__Problem statement__
Could you copy out all of the records below exactly, leaving out every picture?

__Available records__
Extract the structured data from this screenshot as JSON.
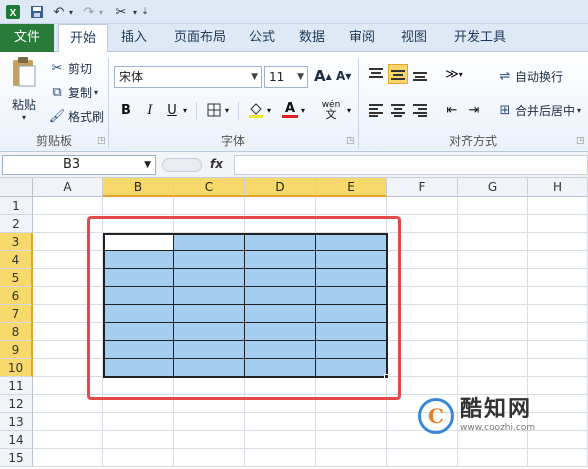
{
  "qat": {
    "save_icon": "save-icon",
    "undo_icon": "undo-icon",
    "redo_icon": "redo-icon",
    "customize_icon": "tool-icon"
  },
  "tabs": [
    {
      "label": "文件"
    },
    {
      "label": "开始"
    },
    {
      "label": "插入"
    },
    {
      "label": "页面布局"
    },
    {
      "label": "公式"
    },
    {
      "label": "数据"
    },
    {
      "label": "审阅"
    },
    {
      "label": "视图"
    },
    {
      "label": "开发工具"
    }
  ],
  "clipboard": {
    "paste": "粘贴",
    "cut": "剪切",
    "copy": "复制",
    "format_painter": "格式刷",
    "group_label": "剪贴板"
  },
  "font": {
    "name": "宋体",
    "size": "11",
    "grow": "A",
    "shrink": "A",
    "bold": "B",
    "italic": "I",
    "underline": "U",
    "phonetic": "wén",
    "group_label": "字体"
  },
  "alignment": {
    "wrap_text": "自动换行",
    "merge_center": "合并后居中",
    "group_label": "对齐方式"
  },
  "formula_bar": {
    "name_box": "B3",
    "fx": "fx",
    "value": ""
  },
  "grid": {
    "columns": [
      "A",
      "B",
      "C",
      "D",
      "E",
      "F",
      "G",
      "H"
    ],
    "selected_columns": [
      "B",
      "C",
      "D",
      "E"
    ],
    "rows": [
      "1",
      "2",
      "3",
      "4",
      "5",
      "6",
      "7",
      "8",
      "9",
      "10",
      "11",
      "12",
      "13",
      "14",
      "15"
    ],
    "selected_rows": [
      "3",
      "4",
      "5",
      "6",
      "7",
      "8",
      "9",
      "10"
    ],
    "active_cell": "B3",
    "selection": "B3:E10",
    "selection_fill": "#a5cdef",
    "highlight_color": "#e04a4a"
  },
  "watermark": {
    "logo_letter": "C",
    "name": "酷知网",
    "url": "www.coozhi.com"
  }
}
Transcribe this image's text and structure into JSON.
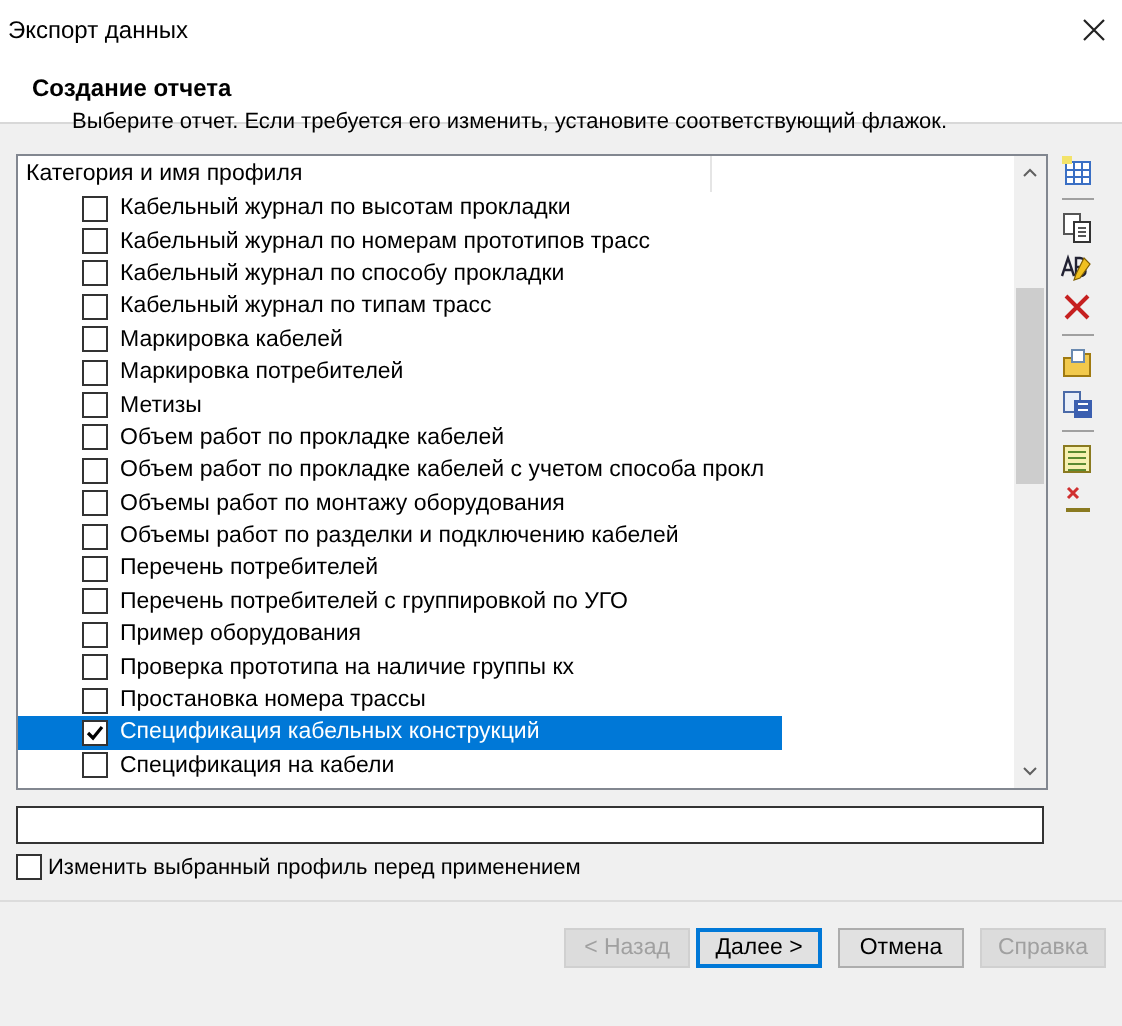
{
  "window": {
    "title": "Экспорт данных"
  },
  "header": {
    "title": "Создание отчета",
    "subtitle": "Выберите отчет. Если требуется его изменить, установите соответствующий флажок."
  },
  "list": {
    "column": "Категория и имя профиля",
    "items": [
      {
        "label": "Кабельный журнал по высотам прокладки",
        "checked": false,
        "selected": false
      },
      {
        "label": "Кабельный журнал по номерам прототипов трасс",
        "checked": false,
        "selected": false
      },
      {
        "label": "Кабельный журнал по способу прокладки",
        "checked": false,
        "selected": false
      },
      {
        "label": "Кабельный журнал по типам трасс",
        "checked": false,
        "selected": false
      },
      {
        "label": "Маркировка кабелей",
        "checked": false,
        "selected": false
      },
      {
        "label": "Маркировка потребителей",
        "checked": false,
        "selected": false
      },
      {
        "label": "Метизы",
        "checked": false,
        "selected": false
      },
      {
        "label": "Объем работ по прокладке кабелей",
        "checked": false,
        "selected": false
      },
      {
        "label": "Объем работ по прокладке кабелей с учетом способа прокл",
        "checked": false,
        "selected": false
      },
      {
        "label": "Объемы работ по монтажу оборудования",
        "checked": false,
        "selected": false
      },
      {
        "label": "Объемы работ по разделки и подключению кабелей",
        "checked": false,
        "selected": false
      },
      {
        "label": "Перечень потребителей",
        "checked": false,
        "selected": false
      },
      {
        "label": "Перечень потребителей с группировкой по УГО",
        "checked": false,
        "selected": false
      },
      {
        "label": "Пример оборудования",
        "checked": false,
        "selected": false
      },
      {
        "label": "Проверка прототипа на наличие группы кх",
        "checked": false,
        "selected": false
      },
      {
        "label": "Простановка номера трассы",
        "checked": false,
        "selected": false
      },
      {
        "label": "Спецификация кабельных конструкций",
        "checked": true,
        "selected": true
      },
      {
        "label": "Спецификация на кабели",
        "checked": false,
        "selected": false
      }
    ]
  },
  "edit_option": {
    "label": "Изменить выбранный профиль перед применением",
    "checked": false
  },
  "buttons": [
    {
      "label": "< Назад",
      "disabled": true,
      "default": false
    },
    {
      "label": "Далее >",
      "disabled": false,
      "default": true
    },
    {
      "label": "Отмена",
      "disabled": false,
      "default": false
    },
    {
      "label": "Справка",
      "disabled": true,
      "default": false
    }
  ]
}
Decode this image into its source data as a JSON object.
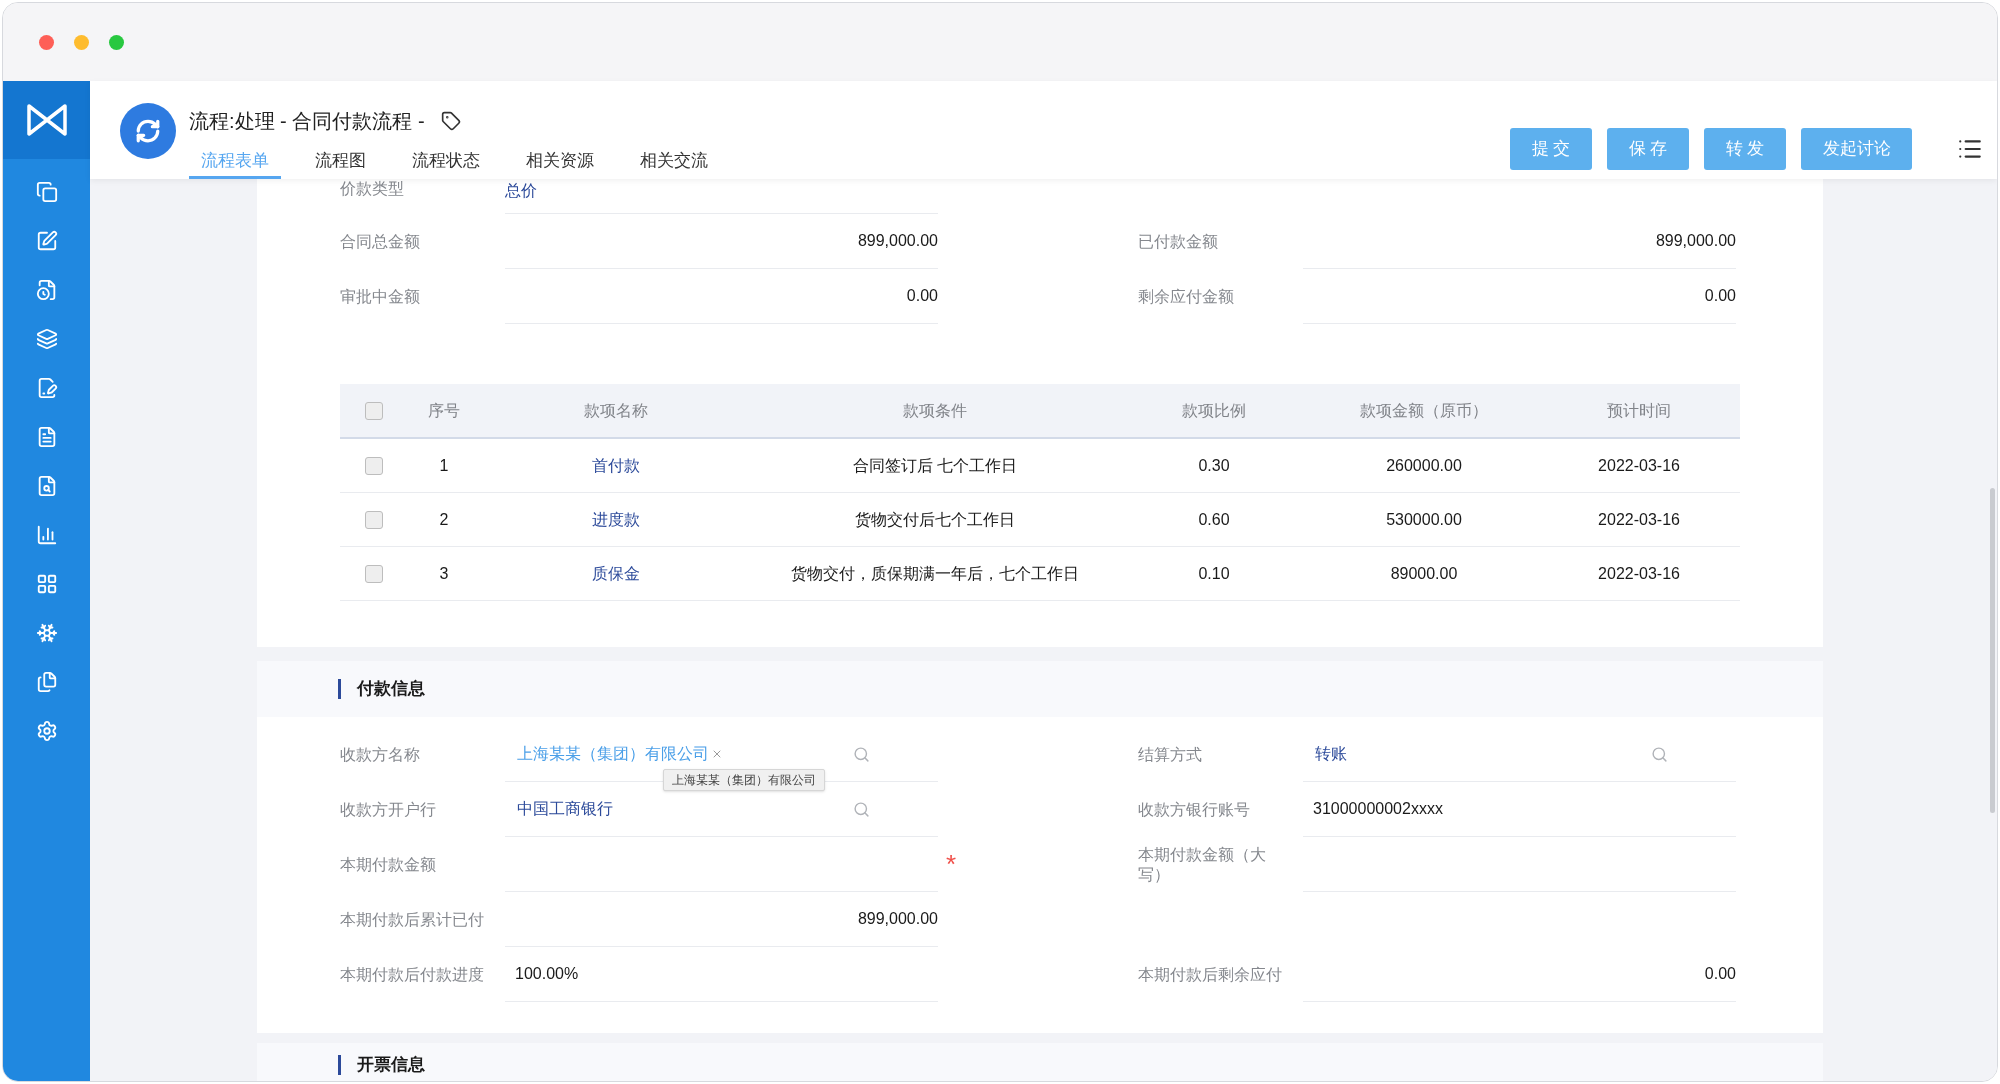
{
  "window": {
    "title": "流程:处理 - 合同付款流程 -"
  },
  "tabs": [
    {
      "label": "流程表单",
      "selected": true
    },
    {
      "label": "流程图",
      "selected": false
    },
    {
      "label": "流程状态",
      "selected": false
    },
    {
      "label": "相关资源",
      "selected": false
    },
    {
      "label": "相关交流",
      "selected": false
    }
  ],
  "actions": [
    "提 交",
    "保 存",
    "转 发",
    "发起讨论"
  ],
  "contract_fields": [
    {
      "left": {
        "label": "价款类型",
        "value": "总价",
        "kind": "link"
      }
    },
    {
      "left": {
        "label": "合同总金额",
        "value": "899,000.00",
        "kind": "amount"
      },
      "right": {
        "label": "已付款金额",
        "value": "899,000.00",
        "kind": "amount"
      }
    },
    {
      "left": {
        "label": "审批中金额",
        "value": "0.00",
        "kind": "amount"
      },
      "right": {
        "label": "剩余应付金额",
        "value": "0.00",
        "kind": "amount"
      }
    }
  ],
  "payment_terms": {
    "all_checked": false,
    "columns": [
      "序号",
      "款项名称",
      "款项条件",
      "款项比例",
      "款项金额（原币）",
      "预计时间"
    ],
    "rows": [
      {
        "checked": false,
        "cells": [
          "1",
          "首付款",
          "合同签订后 七个工作日",
          "0.30",
          "260000.00",
          "2022-03-16"
        ]
      },
      {
        "checked": false,
        "cells": [
          "2",
          "进度款",
          "货物交付后七个工作日",
          "0.60",
          "530000.00",
          "2022-03-16"
        ]
      },
      {
        "checked": false,
        "cells": [
          "3",
          "质保金",
          "货物交付，质保期满一年后，七个工作日",
          "0.10",
          "89000.00",
          "2022-03-16"
        ]
      }
    ]
  },
  "sections": [
    {
      "title": "付款信息",
      "rows": [
        {
          "left": {
            "label": "收款方名称",
            "value": "上海某某（集团）有限公司",
            "kind": "tag",
            "tooltip": "上海某某（集团）有限公司"
          },
          "right": {
            "label": "结算方式",
            "value": "转账",
            "kind": "lookup"
          }
        },
        {
          "left": {
            "label": "收款方开户行",
            "value": "中国工商银行",
            "kind": "lookup"
          },
          "right": {
            "label": "收款方银行账号",
            "value": "31000000002xxxx",
            "kind": "text"
          }
        },
        {
          "left": {
            "label": "本期付款金额",
            "kind": "text",
            "required_mark": "*"
          },
          "right": {
            "label": "本期付款金额（大写）",
            "kind": "text"
          }
        },
        {
          "left": {
            "label": "本期付款后累计已付",
            "value": "899,000.00",
            "kind": "amount"
          }
        },
        {
          "left": {
            "label": "本期付款后付款进度",
            "value": "100.00%",
            "kind": "text"
          },
          "right": {
            "label": "本期付款后剩余应付",
            "value": "0.00",
            "kind": "amount"
          }
        }
      ]
    },
    {
      "title": "开票信息"
    }
  ]
}
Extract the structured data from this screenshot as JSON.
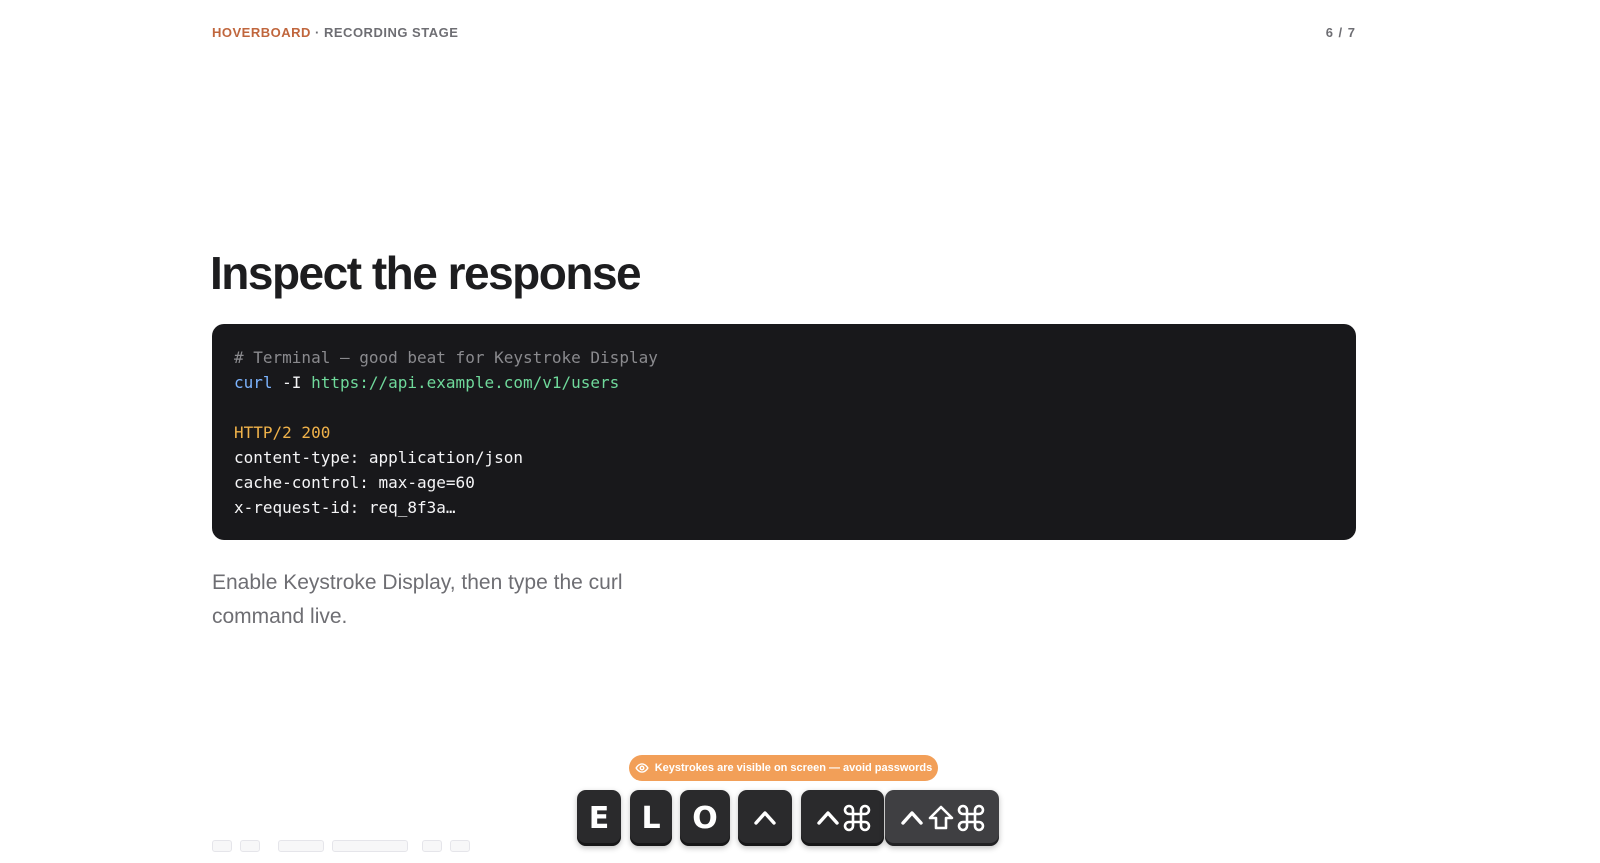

__Response__
Extract the structured data from this screenshot as JSON.
{
  "qat": {
    "save_icon": "save-icon",
    "undo_icon": "undo-icon",
    "redo_icon": "redo-icon",
    "customize_icon": "tool-icon"
  },
  "tabs": [
    {
      "label": "文件"
    },
    {
      "label": "开始"
    },
    {
      "label": "插入"
    },
    {
      "label": "页面布局"
    },
    {
      "label": "公式"
    },
    {
      "label": "数据"
    },
    {
      "label": "审阅"
    },
    {
      "label": "视图"
    },
    {
      "label": "开发工具"
    }
  ],
  "clipboard": {
    "paste": "粘贴",
    "cut": "剪切",
    "copy": "复制",
    "format_painter": "格式刷",
    "group_label": "剪贴板"
  },
  "font": {
    "name": "宋体",
    "size": "11",
    "grow": "A",
    "shrink": "A",
    "bold": "B",
    "italic": "I",
    "underline": "U",
    "phonetic": "wén",
    "group_label": "字体"
  },
  "alignment": {
    "wrap_text": "自动换行",
    "merge_center": "合并后居中",
    "group_label": "对齐方式"
  },
  "formula_bar": {
    "name_box": "B3",
    "fx": "fx",
    "value": ""
  },
  "grid": {
    "columns": [
      "A",
      "B",
      "C",
      "D",
      "E",
      "F",
      "G",
      "H"
    ],
    "selected_columns": [
      "B",
      "C",
      "D",
      "E"
    ],
    "rows": [
      "1",
      "2",
      "3",
      "4",
      "5",
      "6",
      "7",
      "8",
      "9",
      "10",
      "11",
      "12",
      "13",
      "14",
      "15"
    ],
    "selected_rows": [
      "3",
      "4",
      "5",
      "6",
      "7",
      "8",
      "9",
      "10"
    ],
    "active_cell": "B3",
    "selection": "B3:E10",
    "selection_fill": "#a5cdef",
    "highlight_color": "#e04a4a"
  },
  "watermark": {
    "logo_letter": "C",
    "name": "酷知网",
    "url": "www.coozhi.com"
  }
}
Transcribe this image's text and structure into JSON.
{
  "window": {
    "title": "Экспорт данных"
  },
  "header": {
    "title": "Создание отчета",
    "subtitle": "Выберите отчет. Если требуется его изменить, установите соответствующий флажок."
  },
  "list": {
    "column": "Категория и имя профиля",
    "items": [
      {
        "label": "Кабельный журнал по высотам прокладки",
        "checked": false,
        "selected": false
      },
      {
        "label": "Кабельный журнал по номерам прототипов трасс",
        "checked": false,
        "selected": false
      },
      {
        "label": "Кабельный журнал по способу прокладки",
        "checked": false,
        "selected": false
      },
      {
        "label": "Кабельный журнал по типам трасс",
        "checked": false,
        "selected": false
      },
      {
        "label": "Маркировка кабелей",
        "checked": false,
        "selected": false
      },
      {
        "label": "Маркировка потребителей",
        "checked": false,
        "selected": false
      },
      {
        "label": "Метизы",
        "checked": false,
        "selected": false
      },
      {
        "label": "Объем работ по прокладке кабелей",
        "checked": false,
        "selected": false
      },
      {
        "label": "Объем работ по прокладке кабелей с учетом способа прокл",
        "checked": false,
        "selected": false
      },
      {
        "label": "Объемы работ по монтажу оборудования",
        "checked": false,
        "selected": false
      },
      {
        "label": "Объемы работ по разделки и подключению кабелей",
        "checked": false,
        "selected": false
      },
      {
        "label": "Перечень потребителей",
        "checked": false,
        "selected": false
      },
      {
        "label": "Перечень потребителей с группировкой по УГО",
        "checked": false,
        "selected": false
      },
      {
        "label": "Пример оборудования",
        "checked": false,
        "selected": false
      },
      {
        "label": "Проверка прототипа на наличие группы кх",
        "checked": false,
        "selected": false
      },
      {
        "label": "Простановка номера трассы",
        "checked": false,
        "selected": false
      },
      {
        "label": "Спецификация кабельных конструкций",
        "checked": true,
        "selected": true
      },
      {
        "label": "Спецификация на кабели",
        "checked": false,
        "selected": false
      }
    ]
  },
  "edit_option": {
    "label": "Изменить выбранный профиль перед применением",
    "checked": false
  },
  "buttons": [
    {
      "label": "< Назад",
      "disabled": true,
      "default": false
    },
    {
      "label": "Далее >",
      "disabled": false,
      "default": true
    },
    {
      "label": "Отмена",
      "disabled": false,
      "default": false
    },
    {
      "label": "Справка",
      "disabled": true,
      "default": false
    }
  ]
}
Decode this image into its source data as a JSON object.
{
  "window": {
    "title": "流程:处理 - 合同付款流程 -"
  },
  "tabs": [
    {
      "label": "流程表单",
      "selected": true
    },
    {
      "label": "流程图",
      "selected": false
    },
    {
      "label": "流程状态",
      "selected": false
    },
    {
      "label": "相关资源",
      "selected": false
    },
    {
      "label": "相关交流",
      "selected": false
    }
  ],
  "actions": [
    "提 交",
    "保 存",
    "转 发",
    "发起讨论"
  ],
  "contract_fields": [
    {
      "left": {
        "label": "价款类型",
        "value": "总价",
        "kind": "link"
      }
    },
    {
      "left": {
        "label": "合同总金额",
        "value": "899,000.00",
        "kind": "amount"
      },
      "right": {
        "label": "已付款金额",
        "value": "899,000.00",
        "kind": "amount"
      }
    },
    {
      "left": {
        "label": "审批中金额",
        "value": "0.00",
        "kind": "amount"
      },
      "right": {
        "label": "剩余应付金额",
        "value": "0.00",
        "kind": "amount"
      }
    }
  ],
  "payment_terms": {
    "all_checked": false,
    "columns": [
      "序号",
      "款项名称",
      "款项条件",
      "款项比例",
      "款项金额（原币）",
      "预计时间"
    ],
    "rows": [
      {
        "checked": false,
        "cells": [
          "1",
          "首付款",
          "合同签订后 七个工作日",
          "0.30",
          "260000.00",
          "2022-03-16"
        ]
      },
      {
        "checked": false,
        "cells": [
          "2",
          "进度款",
          "货物交付后七个工作日",
          "0.60",
          "530000.00",
          "2022-03-16"
        ]
      },
      {
        "checked": false,
        "cells": [
          "3",
          "质保金",
          "货物交付，质保期满一年后，七个工作日",
          "0.10",
          "89000.00",
          "2022-03-16"
        ]
      }
    ]
  },
  "sections": [
    {
      "title": "付款信息",
      "rows": [
        {
          "left": {
            "label": "收款方名称",
            "value": "上海某某（集团）有限公司",
            "kind": "tag",
            "tooltip": "上海某某（集团）有限公司"
          },
          "right": {
            "label": "结算方式",
            "value": "转账",
            "kind": "lookup"
          }
        },
        {
          "left": {
            "label": "收款方开户行",
            "value": "中国工商银行",
            "kind": "lookup"
          },
          "right": {
            "label": "收款方银行账号",
            "value": "31000000002xxxx",
            "kind": "text"
          }
        },
        {
          "left": {
            "label": "本期付款金额",
            "kind": "text",
            "required_mark": "*"
          },
          "right": {
            "label": "本期付款金额（大写）",
            "kind": "text"
          }
        },
        {
          "left": {
            "label": "本期付款后累计已付",
            "value": "899,000.00",
            "kind": "amount"
          }
        },
        {
          "left": {
            "label": "本期付款后付款进度",
            "value": "100.00%",
            "kind": "text"
          },
          "right": {
            "label": "本期付款后剩余应付",
            "value": "0.00",
            "kind": "amount"
          }
        }
      ]
    },
    {
      "title": "开票信息"
    }
  ]
}
Extract the structured data from this screenshot as JSON.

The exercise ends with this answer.